Mr. Farouk Hosni is making his case worse.
Backed by the Arab League, the African Union, and the Organization of the Islamic Conference, the Egyptian candidate for Director General of UNESCO has just responded (May 27, 2009 in Le Monde) to a piece by Claude Lanzmann, Elie Wiesel, and myself that recalled the array of anti-Israeli and anti-Semitic remarks that punctuate his long political career.
Of course, he does not deny any of the statements in his op-ed.
He does not deny, and for good reason, his pernicious denunciation in Ruz Al-Yusuf of the "infiltration of Jews in the international media" and of their diabolical ability to "spread" their "lies."
He does not deny his response last year to a deputy of the Egyptian Parliament who had reproached him for having allowed Israeli books to spread their poison in the revivified Alexandria Library: "Let's burn these books; if there are any there, I will myself burn them in front of you."
He does not even try to downplay the determination with which he, a minister of the first Arab country credited with having established, under Anwar Al Sadat, quasi-normal relations with the Jewish State, is attempting to curb this normalization, to prevent it, to sabotage it.
He contents himself, he says, with simply "regretting" these horrible remarks.
And for him, "regretting" them, in concrete terms, would mean doing three things.
First, humbly asking that we should truly "take into consideration" and "put in the right context" these calls for hate and book burning.
Second, specifying that these incendiary statements, made quite literally to inflame hearts and minds, were advanced by him "without intention or premeditation."
Third, attributing them to the legitimate indignation of a man of "conscience" confronted by the unbearable sight of the "suffering undergone" by a Palestinian people "deprived of its land and its rights"--and who is occasionally given to rather "harsh" words.
We have read carefully.
The Palestinians suffer--therefore burning books written in Hebrew is proposed.
The Palestinians demand, quite rightly, a land and rights--therefore the opening of a museum of Jewish culture in Cairo is blocked.
The Palestinians want and have a right to their own State--therefore, not content to advocate the sabotage of the only successful peace initiative that, if used as a template, would result in the creation of this State, the Holocaust denier Roger Garaudy is invited to express his views on Egyptian television and in other media.
That Mr. Netanyahu, in the name of whatever obscure realpolitik calculation, is satisfied with this logic, that's his business.
To me, this logic seems barely worthy of a vandal in the outskirts of Paris who, when he is questioned after tagging a synagogue or a Jewish community center, responds in the same way: "You have to forgive me... It's not my fault... It's the Israeli-Palestinian conflict that incited me..."
In the mouth of a man of culture--doesn't Mr. Farouk Hosni take pride in opening thousands of libraries in disadvantaged villages in his country during his twenty-year tenure as Moubarak's minister?--this is the exact rehearsal of the notorious discourse of excuse that we attribute to real incendiaries: "They burn?
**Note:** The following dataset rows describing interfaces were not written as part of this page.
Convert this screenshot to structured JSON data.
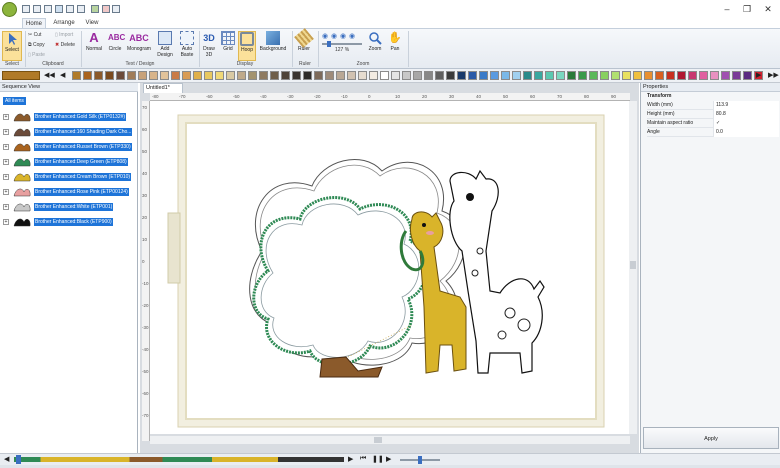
{
  "tabs": [
    "Home",
    "Arrange",
    "View"
  ],
  "ribbon": {
    "select": "Select",
    "cut": "Cut",
    "copy": "Copy",
    "paste": "Paste",
    "import": "Import",
    "delete": "Delete",
    "normal": "Normal",
    "circle": "Circle",
    "monogram": "Monogram",
    "add_design": "Add Design",
    "auto_baste": "Auto Baste",
    "draw3d": "Draw 3D",
    "grid": "Grid",
    "hoop": "Hoop",
    "background": "Background",
    "ruler": "Ruler",
    "zoom": "Zoom",
    "pan": "Pan",
    "zoom_pct": "127 %",
    "groups": {
      "select": "Select",
      "clipboard": "Clipboard",
      "text_design": "Text / Design",
      "display": "Display",
      "ruler": "Ruler",
      "zoom": "Zoom"
    }
  },
  "palette_colors": [
    "#b07a28",
    "#a9631e",
    "#8b5a2b",
    "#7a4a1e",
    "#6b4b3a",
    "#a07c58",
    "#c8a27a",
    "#d8b48a",
    "#e2c39a",
    "#c97b47",
    "#d89b55",
    "#e0b04a",
    "#e8c860",
    "#f0d878",
    "#d9c9a3",
    "#bfa98a",
    "#a39370",
    "#8e7a60",
    "#6e5e4a",
    "#4e4338",
    "#3b3530",
    "#2c2a28",
    "#7d6a5a",
    "#9e8b7a",
    "#b9a896",
    "#d1c2b1",
    "#e6dccf",
    "#f2ebe2",
    "#ffffff",
    "#e4e4e4",
    "#c8c8c8",
    "#a8a8a8",
    "#888888",
    "#5f5f5f",
    "#3a3a3a",
    "#1a3a6a",
    "#2a5aa8",
    "#3a7ac8",
    "#5a9ae0",
    "#7ab8e8",
    "#a0d0f0",
    "#2a8a8a",
    "#3aa8a0",
    "#5ac8b0",
    "#7ad8c0",
    "#2a7a3a",
    "#3a9a4a",
    "#5ab85a",
    "#88d060",
    "#b0e070",
    "#e8e060",
    "#f0c040",
    "#e89030",
    "#d86020",
    "#c83020",
    "#b01830",
    "#c83870",
    "#e060a0",
    "#e890c0",
    "#a050b0",
    "#7a3a98",
    "#5a2a80",
    "#d02030"
  ],
  "sequence": {
    "title": "Sequence View",
    "all": "All items",
    "items": [
      "Brother Enhanced:Gold Silk (ETP0132#)",
      "Brother Enhanced:160 Shading Dark Cho...",
      "Brother Enhanced:Russet Brown (ETP330)",
      "Brother Enhanced:Deep Green (ETP808)",
      "Brother Enhanced:Cream Brown (ETP010)",
      "Brother Enhanced:Rose Pink (ETP00124)",
      "Brother Enhanced:White (ETP001)",
      "Brother Enhanced:Black (ETP900)"
    ]
  },
  "document": {
    "tab": "Untitled1*"
  },
  "ruler_labels": [
    "-80",
    "-70",
    "-60",
    "-50",
    "-40",
    "-30",
    "-20",
    "-10",
    "0",
    "10",
    "20",
    "30",
    "40",
    "50",
    "60",
    "70",
    "80",
    "90"
  ],
  "vruler_labels": [
    "70",
    "60",
    "50",
    "40",
    "30",
    "20",
    "10",
    "0",
    "-10",
    "-20",
    "-30",
    "-40",
    "-50",
    "-60",
    "-70"
  ],
  "properties": {
    "title": "Properties",
    "section": "Transform",
    "rows": [
      {
        "label": "Width (mm)",
        "value": "113.9"
      },
      {
        "label": "Height (mm)",
        "value": "80.8"
      },
      {
        "label": "Maintain aspect ratio",
        "value": "✓"
      },
      {
        "label": "Angle",
        "value": "0.0"
      }
    ],
    "apply": "Apply"
  }
}
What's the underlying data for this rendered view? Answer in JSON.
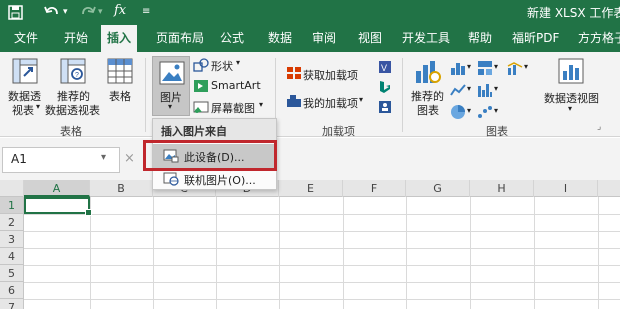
{
  "titlebar": {
    "title": "新建 XLSX 工作表.x",
    "icons": [
      "save-icon",
      "undo-icon",
      "redo-icon",
      "fx-icon",
      "customize-icon"
    ],
    "fx_label": "fx",
    "accent": "#217346"
  },
  "tabs": [
    "文件",
    "开始",
    "插入",
    "页面布局",
    "公式",
    "数据",
    "审阅",
    "视图",
    "开发工具",
    "帮助",
    "福昕PDF",
    "方方格子"
  ],
  "active_tab": "插入",
  "ribbon": {
    "tables_group": {
      "label": "表格",
      "pivot_line1": "数据透",
      "pivot_line2": "视表",
      "rec_pivot_line1": "推荐的",
      "rec_pivot_line2": "数据透视表",
      "table": "表格"
    },
    "illustrations": {
      "pictures": "图片",
      "shapes": "形状",
      "smartart": "SmartArt",
      "screenshot": "屏幕截图"
    },
    "addins_group": {
      "label": "加载项",
      "get_addins": "获取加载项",
      "my_addins": "我的加载项"
    },
    "charts_group": {
      "label": "图表",
      "recommended_line1": "推荐的",
      "recommended_line2": "图表",
      "pivot_chart": "数据透视图"
    }
  },
  "formula_bar": {
    "name_box": "A1",
    "cancel": "×"
  },
  "grid": {
    "columns": [
      "A",
      "B",
      "C",
      "D",
      "E",
      "F",
      "G",
      "H",
      "I"
    ],
    "rows": [
      "1",
      "2",
      "3",
      "4",
      "5",
      "6",
      "7"
    ],
    "selected_column": "A",
    "selected_row": "1"
  },
  "insert_picture_menu": {
    "header": "插入图片来自",
    "items": [
      "此设备(D)...",
      "联机图片(O)..."
    ],
    "highlight_color": "#c0272d"
  }
}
They kill? They throw themselves headlong into the insane logic of terrorism? We shouldn't hold it against them... It was unintentional and unpremeditated... It is Palestine, always and forever Palestine, that went to their heads..."
And finally, this logic seems to me incompatible with the spirit of prudence and wisdom required of a man aspiring to the helm of a body that, even if it hasn't always been a shining example of its core ideals, remains dedicated to the diversity of cultures, to their dialogue, to the development of a spirit of tolerance and peace.
Mr. Farouk Hosni, in apologizing, is tying himself in knots.
Mr. Farouk Hosni discredits himself even more in "standing by" (in his own words) the "profound emotion" that imposes on him, since his debut in public office, his annual flight into rage.
The mediocre rhetoric of Mr. Farouk Hosni is not worthy of the homeland of Naguib Mahfouz--nor, of course, of a world more than ever summoned to banish the specter of the clash of civilizations and cultures.
The Europeans are beginning to understand this: just last week, the German parliament almost unanimously expressed its dissent about the nomination.
Arab intellectuals are beginning to worry about the deleterious effects of this affair: Abdelwahab Al-Effendi just published a thunderous piece in Al-Quds Al-Arabi, "Do Not Elect Farouk Hosni as the Head of UNESCO."
An open call to Barack Obama (slated to arrive in Cairo Thursday morning), to Nicolas Sarkozy (UNESCO headquarters are in Paris), and to others (the eminent dignity of the post should make this controversy a concern for the entire international community): before October, the date of his already claimed victory, we must block Mr. Farouk Hosni.
Translated from the French by Sara Phenix
Previously: UNESCO: The Shame of a Disaster Foretold